the terminology we use to define cousinship. The doubling of relationship
changes Alphonso and Louisa from fourth cousins once removed to a relationship a
little closer than fourth cousins. This is still a far closer relationship than
that of an average married couple in the United States. For those interested in
presidential trivia, I believe President Taft was, physically, the heaviest
Chief Executive. The relationship between his parents makes him one of the
most inbred as well, with an inbreeding coefficient of 0.0012.
But then I recalled that President John Adams and his wife Abigail Smith were
related, thus making their son President John Quincy Adams somewhat inbred.
Burke’s Presidential Families of the U.S.A. (2nd edition, 1981) shows (p.
69) a third-cousin relationship between John and Abigail (Smith) Adams, making
the inbreeding of their son John Quincy Adams equal to 0.0039, a little over
three times Mr. Taft’s coefficient.
The highest inbreeding, however, is that of President William Henry Harrison
whose paternal great-grandmother was Elizabeth Burwell (ca. 1678-I 734), sister
of a maternal great-grandmother, Joanna Burwell (ca. 1674-1727) (see Gary Boyd
Roberts, Ancestors of American Presidents, preliminary edition, revised
119891, p. 13). The inbreeding coefficient of children of this second-cousin
marriage is 0.0156 -- four times that of John Quincy Adams. A further trivium
is that this President Harrison had the shortest time in office of any
president: one month.
In summary, the highest inbreeding among our presidents is
A further note: We all can find in our ancestry examples of first- or
second-cousin marriages, so this amount of inbreeding is not at all uncommon.
But in these three cases, the inbreeding is more than most of us have.
Inbreeding can have harmful effects, but in the actual cases of these presidents

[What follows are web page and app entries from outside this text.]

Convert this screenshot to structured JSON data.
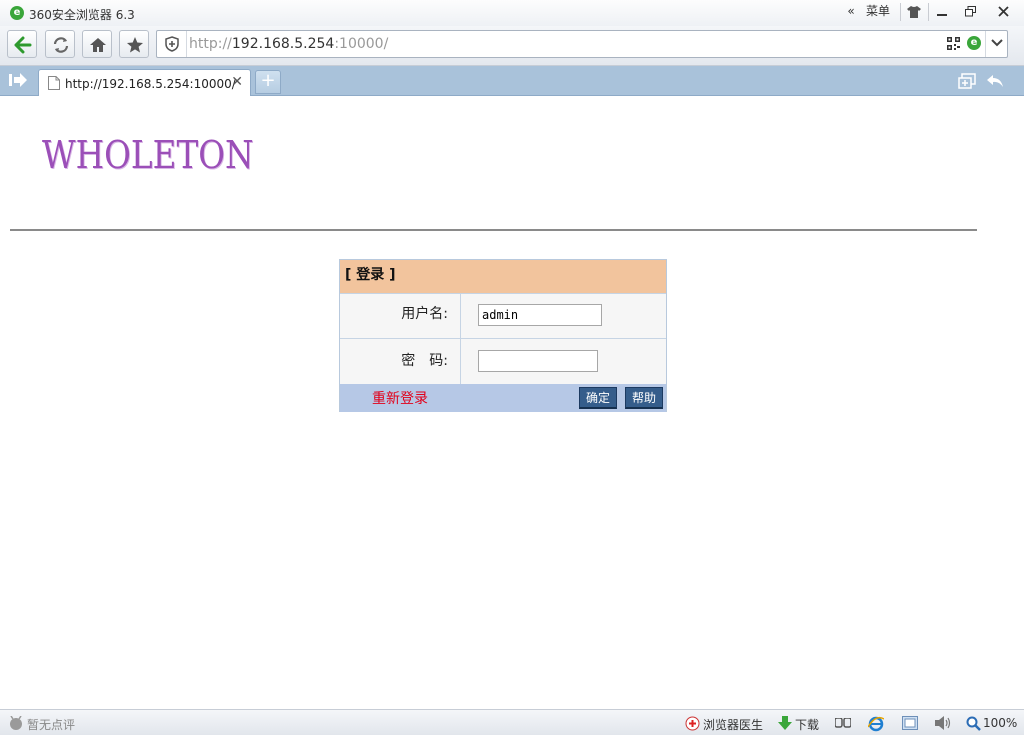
{
  "window": {
    "title": "360安全浏览器 6.3",
    "menu_label": "菜单",
    "menu_chevron": "«"
  },
  "toolbar": {
    "address_scheme": "http://",
    "address_host": "192.168.5.254",
    "address_port": ":10000/"
  },
  "tabs": [
    {
      "label": "http://192.168.5.254:10000/",
      "close": "✕"
    }
  ],
  "tab_new_label": "+",
  "page": {
    "brand": "WHOLETON",
    "login": {
      "header": "[ 登录 ]",
      "username_label": "用户名:",
      "username_value": "admin",
      "password_label": "密　码:",
      "password_value": "",
      "relogin_label": "重新登录",
      "confirm_label": "确定",
      "help_label": "帮助"
    }
  },
  "status": {
    "rating": "暂无点评",
    "doctor": "浏览器医生",
    "download": "下载",
    "zoom": "100%"
  },
  "colors": {
    "brand": "#9b4fb8",
    "login_header": "#f2c49d",
    "login_footer": "#b6c8e6",
    "relogin": "#e2001a",
    "button": "#355d8b",
    "tabbar": "#a9c2da"
  }
}
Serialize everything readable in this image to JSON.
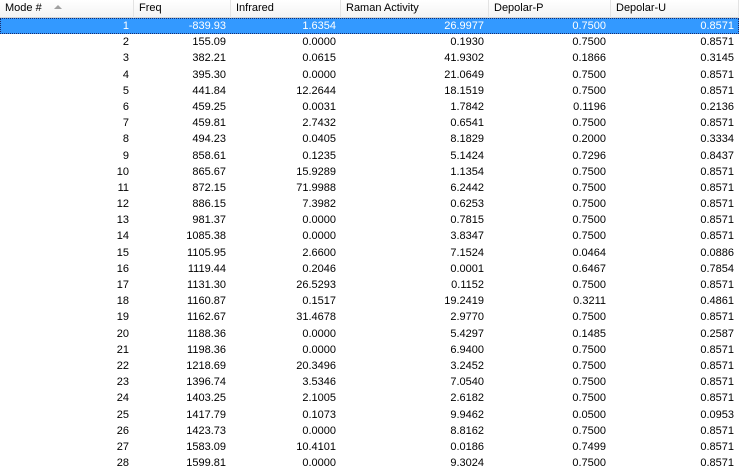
{
  "columns": [
    "Mode #",
    "Freq",
    "Infrared",
    "Raman Activity",
    "Depolar-P",
    "Depolar-U"
  ],
  "selected_row": 0,
  "rows": [
    [
      "1",
      "-839.93",
      "1.6354",
      "26.9977",
      "0.7500",
      "0.8571"
    ],
    [
      "2",
      "155.09",
      "0.0000",
      "0.1930",
      "0.7500",
      "0.8571"
    ],
    [
      "3",
      "382.21",
      "0.0615",
      "41.9302",
      "0.1866",
      "0.3145"
    ],
    [
      "4",
      "395.30",
      "0.0000",
      "21.0649",
      "0.7500",
      "0.8571"
    ],
    [
      "5",
      "441.84",
      "12.2644",
      "18.1519",
      "0.7500",
      "0.8571"
    ],
    [
      "6",
      "459.25",
      "0.0031",
      "1.7842",
      "0.1196",
      "0.2136"
    ],
    [
      "7",
      "459.81",
      "2.7432",
      "0.6541",
      "0.7500",
      "0.8571"
    ],
    [
      "8",
      "494.23",
      "0.0405",
      "8.1829",
      "0.2000",
      "0.3334"
    ],
    [
      "9",
      "858.61",
      "0.1235",
      "5.1424",
      "0.7296",
      "0.8437"
    ],
    [
      "10",
      "865.67",
      "15.9289",
      "1.1354",
      "0.7500",
      "0.8571"
    ],
    [
      "11",
      "872.15",
      "71.9988",
      "6.2442",
      "0.7500",
      "0.8571"
    ],
    [
      "12",
      "886.15",
      "7.3982",
      "0.6253",
      "0.7500",
      "0.8571"
    ],
    [
      "13",
      "981.37",
      "0.0000",
      "0.7815",
      "0.7500",
      "0.8571"
    ],
    [
      "14",
      "1085.38",
      "0.0000",
      "3.8347",
      "0.7500",
      "0.8571"
    ],
    [
      "15",
      "1105.95",
      "2.6600",
      "7.1524",
      "0.0464",
      "0.0886"
    ],
    [
      "16",
      "1119.44",
      "0.2046",
      "0.0001",
      "0.6467",
      "0.7854"
    ],
    [
      "17",
      "1131.30",
      "26.5293",
      "0.1152",
      "0.7500",
      "0.8571"
    ],
    [
      "18",
      "1160.87",
      "0.1517",
      "19.2419",
      "0.3211",
      "0.4861"
    ],
    [
      "19",
      "1162.67",
      "31.4678",
      "2.9770",
      "0.7500",
      "0.8571"
    ],
    [
      "20",
      "1188.36",
      "0.0000",
      "5.4297",
      "0.1485",
      "0.2587"
    ],
    [
      "21",
      "1198.36",
      "0.0000",
      "6.9400",
      "0.7500",
      "0.8571"
    ],
    [
      "22",
      "1218.69",
      "20.3496",
      "3.2452",
      "0.7500",
      "0.8571"
    ],
    [
      "23",
      "1396.74",
      "3.5346",
      "7.0540",
      "0.7500",
      "0.8571"
    ],
    [
      "24",
      "1403.25",
      "2.1005",
      "2.6182",
      "0.7500",
      "0.8571"
    ],
    [
      "25",
      "1417.79",
      "0.1073",
      "9.9462",
      "0.0500",
      "0.0953"
    ],
    [
      "26",
      "1423.73",
      "0.0000",
      "8.8162",
      "0.7500",
      "0.8571"
    ],
    [
      "27",
      "1583.09",
      "10.4101",
      "0.0186",
      "0.7499",
      "0.8571"
    ],
    [
      "28",
      "1599.81",
      "0.0000",
      "9.3024",
      "0.7500",
      "0.8571"
    ]
  ]
}
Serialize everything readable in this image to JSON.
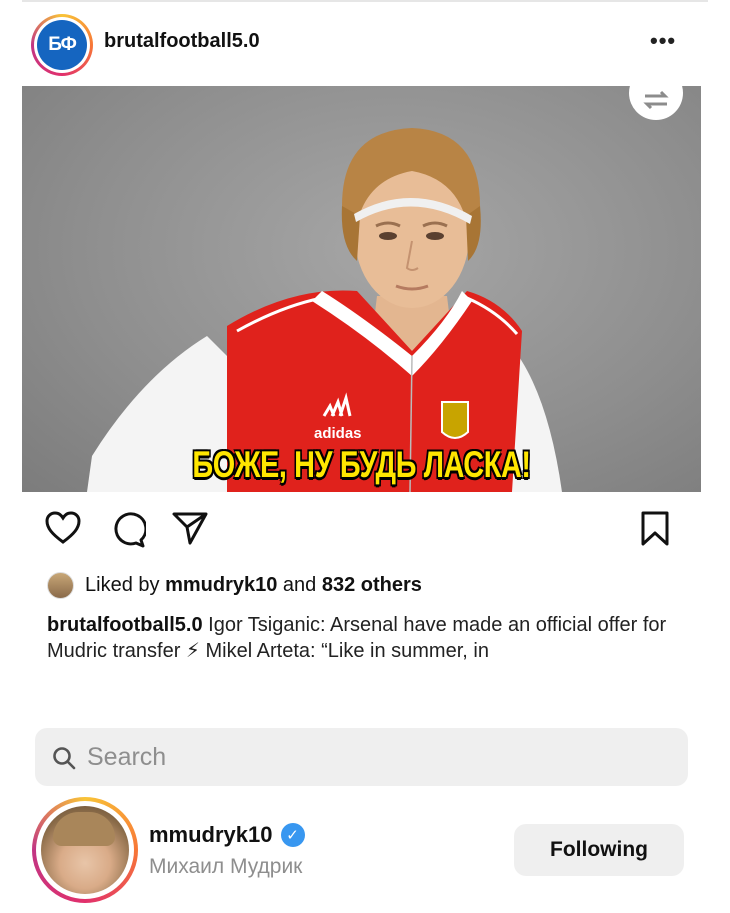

it was still of such a low value as probably to have had no effects at all. So
the genetic effects of these inbreeding coefficients could be considered
“academic” and thus truly an item of trivia.
References for further reading on the subject of
L. L. Cavalli-Sforza and W.F. Bodmer, The Genetics of Human Populations
(San Francisco: W. H. Freeman, 1971).J.F. Crow, Genetics Notes,
7th ed. (Minneapolis: Burgess, 1976).D.S. Falconer, Introduction to
Quantitative Genetics, 2nd ed. (New York: Longman, 1983).Thomas
H. Roderick, Ph. D. is a geneticist at The Jackson Laboratory in Bar Harbor,
Maine. Interested readers may correspond with him at 4 Seely Road, Bar
Harbor, ME 04609.